Because of this, signage has been reviewed and is being increased by the Department of Conservation to make visitors aware of these hazards.
"I think people underestimate how hot geothermal areas can be and also the ground around these areas can be unstable ... the crust is thin on top and boiling hot water sits just below the surface," Department of Conservation ranger Colette Wi said.
At Waiotapu mud pool there are defined footprints in the mud showing where people have crossed safety barriers.
Temperatures in this area exceed 100C and noxious gases may be emitted as a result of the geothermal activity.
Additional signage has been placed along the Waiotapu Boardwalk that provides safe access to Waiotapu mud pool.
As one of the largest, free geothermal mud pools, this area is popular with tourists travelling the Thermal Explorer Highway and Te Ara Ahi (Thermal by bike) part of New Zealand's cycle trail.
Further signage is also being produced to highlight geothermal risks in the Sulphur Bay area, particularly around the Nature Heritage Trail.
"Rotorua Lakes Council has some existing warning signage for people enjoying Sulphur Bay's walking trails but we still see people venturing into prohibited areas which are unsafe.

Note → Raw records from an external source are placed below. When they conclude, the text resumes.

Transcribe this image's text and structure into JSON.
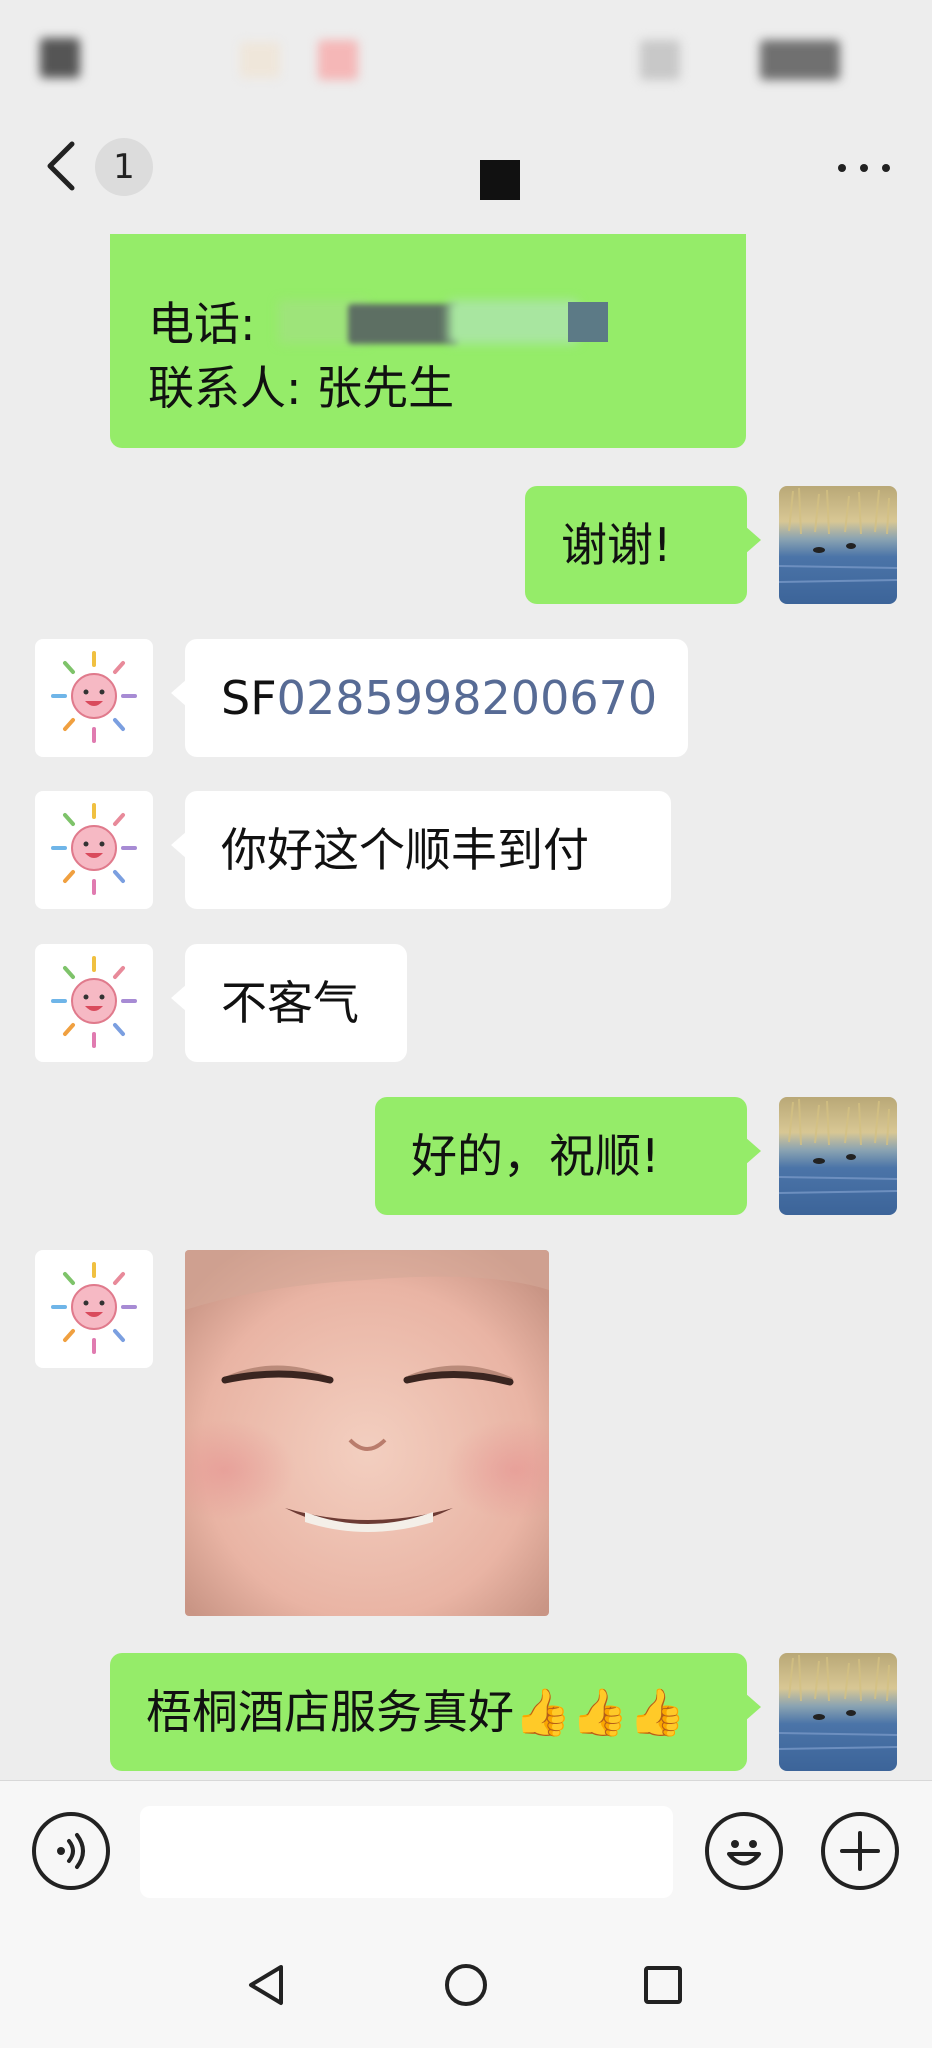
{
  "header": {
    "unread_count": "1"
  },
  "messages": [
    {
      "id": "m-info",
      "sender": "them",
      "type": "info",
      "phone_label": "电话:",
      "contact_line": "联系人:  张先生"
    },
    {
      "id": "m1",
      "sender": "me",
      "type": "text",
      "text": "谢谢!"
    },
    {
      "id": "m2",
      "sender": "them",
      "type": "tracking",
      "prefix": "SF",
      "number": "0285998200670"
    },
    {
      "id": "m3",
      "sender": "them",
      "type": "text",
      "text": "你好这个顺丰到付"
    },
    {
      "id": "m4",
      "sender": "them",
      "type": "text",
      "text": "不客气"
    },
    {
      "id": "m5",
      "sender": "me",
      "type": "text",
      "text": "好的，祝顺!"
    },
    {
      "id": "m6",
      "sender": "them",
      "type": "sticker"
    },
    {
      "id": "m7",
      "sender": "me",
      "type": "text",
      "text": "梧桐酒店服务真好👍👍👍"
    }
  ],
  "input_bar": {
    "input_value": "",
    "voice_icon": "voice-icon",
    "emoji_icon": "emoji-icon",
    "plus_icon": "plus-icon"
  },
  "nav": {
    "back_icon": "nav-back-icon",
    "home_icon": "nav-home-icon",
    "recents_icon": "nav-recents-icon"
  },
  "colors": {
    "background": "#ededed",
    "my_bubble": "#95ec69",
    "their_bubble": "#ffffff",
    "link": "#576b95"
  }
}
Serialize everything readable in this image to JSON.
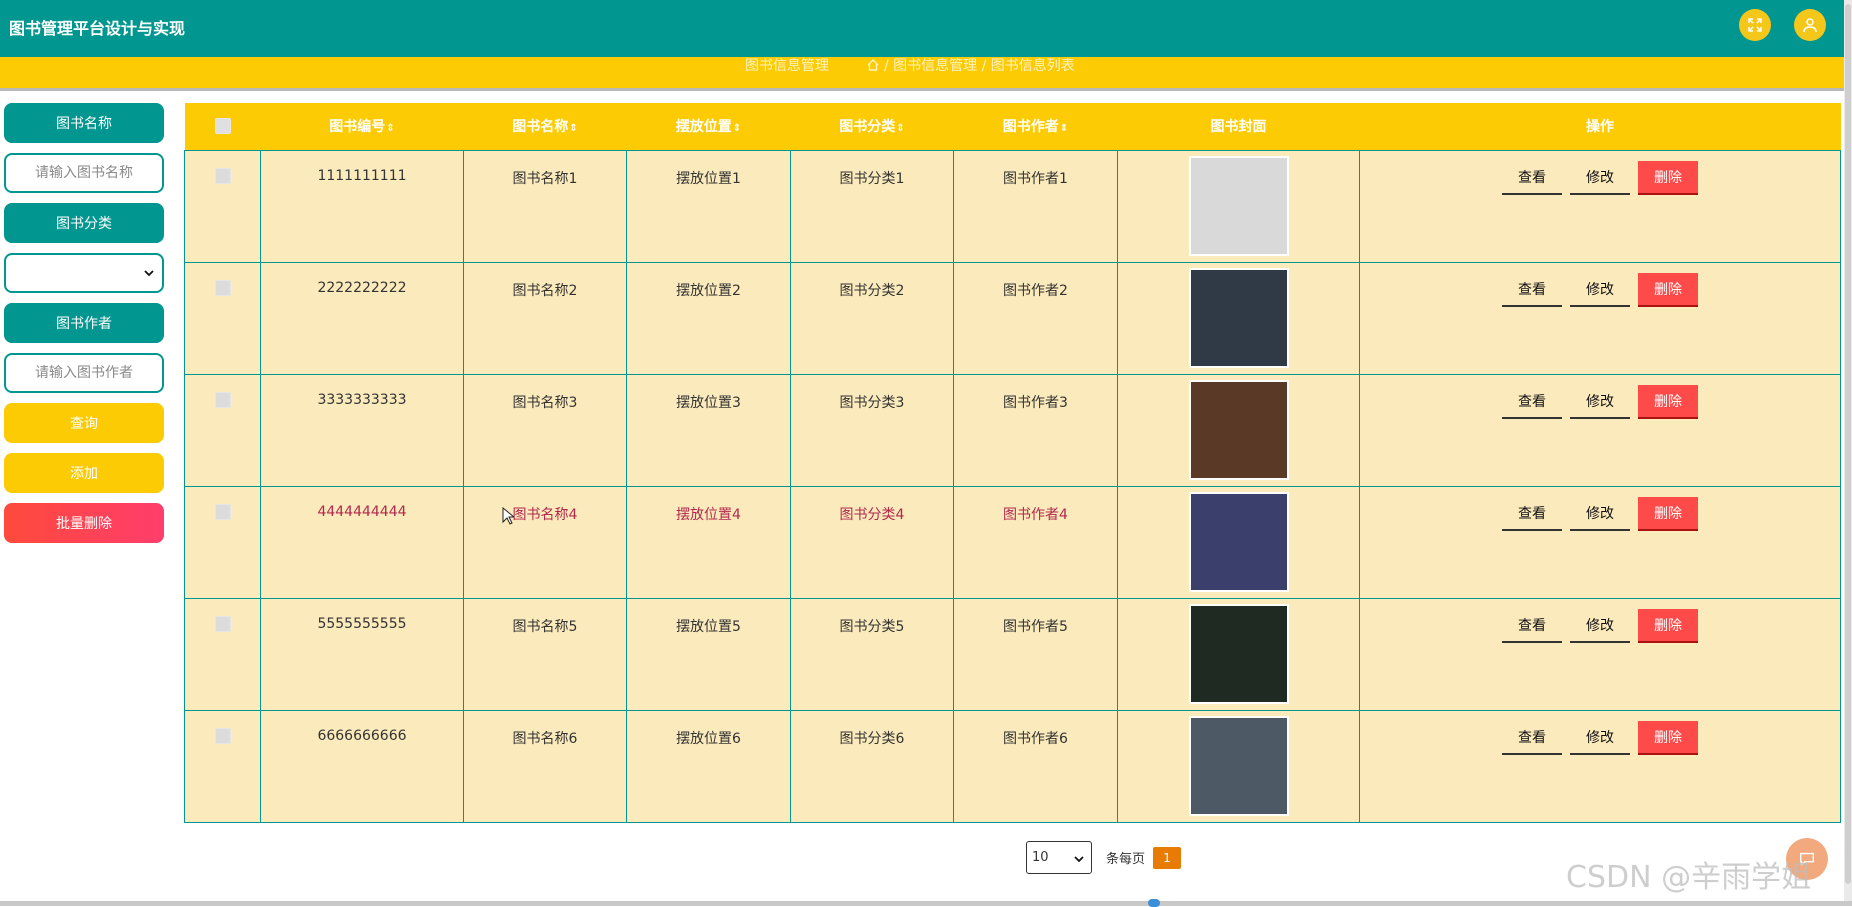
{
  "app": {
    "title": "图书管理平台设计与实现"
  },
  "topbar": {
    "fullscreen_icon": "fullscreen-icon",
    "user_icon": "user-icon",
    "icon_color": "#f5c71a",
    "bg_color": "#01968f"
  },
  "breadcrumb": {
    "section": "图书信息管理",
    "path": "/ 图书信息管理 / 图书信息列表",
    "home_icon": "home-icon"
  },
  "sidebar": {
    "name_label": "图书名称",
    "name_placeholder": "请输入图书名称",
    "category_label": "图书分类",
    "category_value": "",
    "author_label": "图书作者",
    "author_placeholder": "请输入图书作者",
    "query_button": "查询",
    "add_button": "添加",
    "batch_delete_button": "批量删除"
  },
  "table": {
    "headers": {
      "id": "图书编号",
      "name": "图书名称",
      "location": "摆放位置",
      "category": "图书分类",
      "author": "图书作者",
      "cover": "图书封面",
      "actions": "操作"
    },
    "sort_icon": "⇕",
    "rows": [
      {
        "id": "1111111111",
        "name": "图书名称1",
        "location": "摆放位置1",
        "category": "图书分类1",
        "author": "图书作者1",
        "cover_color": "#d9d9d9"
      },
      {
        "id": "2222222222",
        "name": "图书名称2",
        "location": "摆放位置2",
        "category": "图书分类2",
        "author": "图书作者2",
        "cover_color": "#2f3a46"
      },
      {
        "id": "3333333333",
        "name": "图书名称3",
        "location": "摆放位置3",
        "category": "图书分类3",
        "author": "图书作者3",
        "cover_color": "#5a3a26"
      },
      {
        "id": "4444444444",
        "name": "图书名称4",
        "location": "摆放位置4",
        "category": "图书分类4",
        "author": "图书作者4",
        "cover_color": "#3b3f6b"
      },
      {
        "id": "5555555555",
        "name": "图书名称5",
        "location": "摆放位置5",
        "category": "图书分类5",
        "author": "图书作者5",
        "cover_color": "#1f2a22"
      },
      {
        "id": "6666666666",
        "name": "图书名称6",
        "location": "摆放位置6",
        "category": "图书分类6",
        "author": "图书作者6",
        "cover_color": "#4d5a66"
      }
    ],
    "view_label": "查看",
    "edit_label": "修改",
    "delete_label": "删除"
  },
  "pagination": {
    "page_size": "10",
    "per_page_label": "条每页",
    "current_page": "1"
  },
  "watermark": "CSDN @辛雨学姐"
}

We don't want another tragedy on our hands," Miss Wi said.
An 8-year-old boy died on Boxing Day 2010 when he fell into a hot pool in Kuiaru Park.
Rainbow Mountain Scenic Reserve, Waimangu Scenic Reserve, Sulphur Bay Wildlife Refuge and Lake Tarawera Reserve are some of the geothermal areas administered by the Department of Conservation with support from iwi.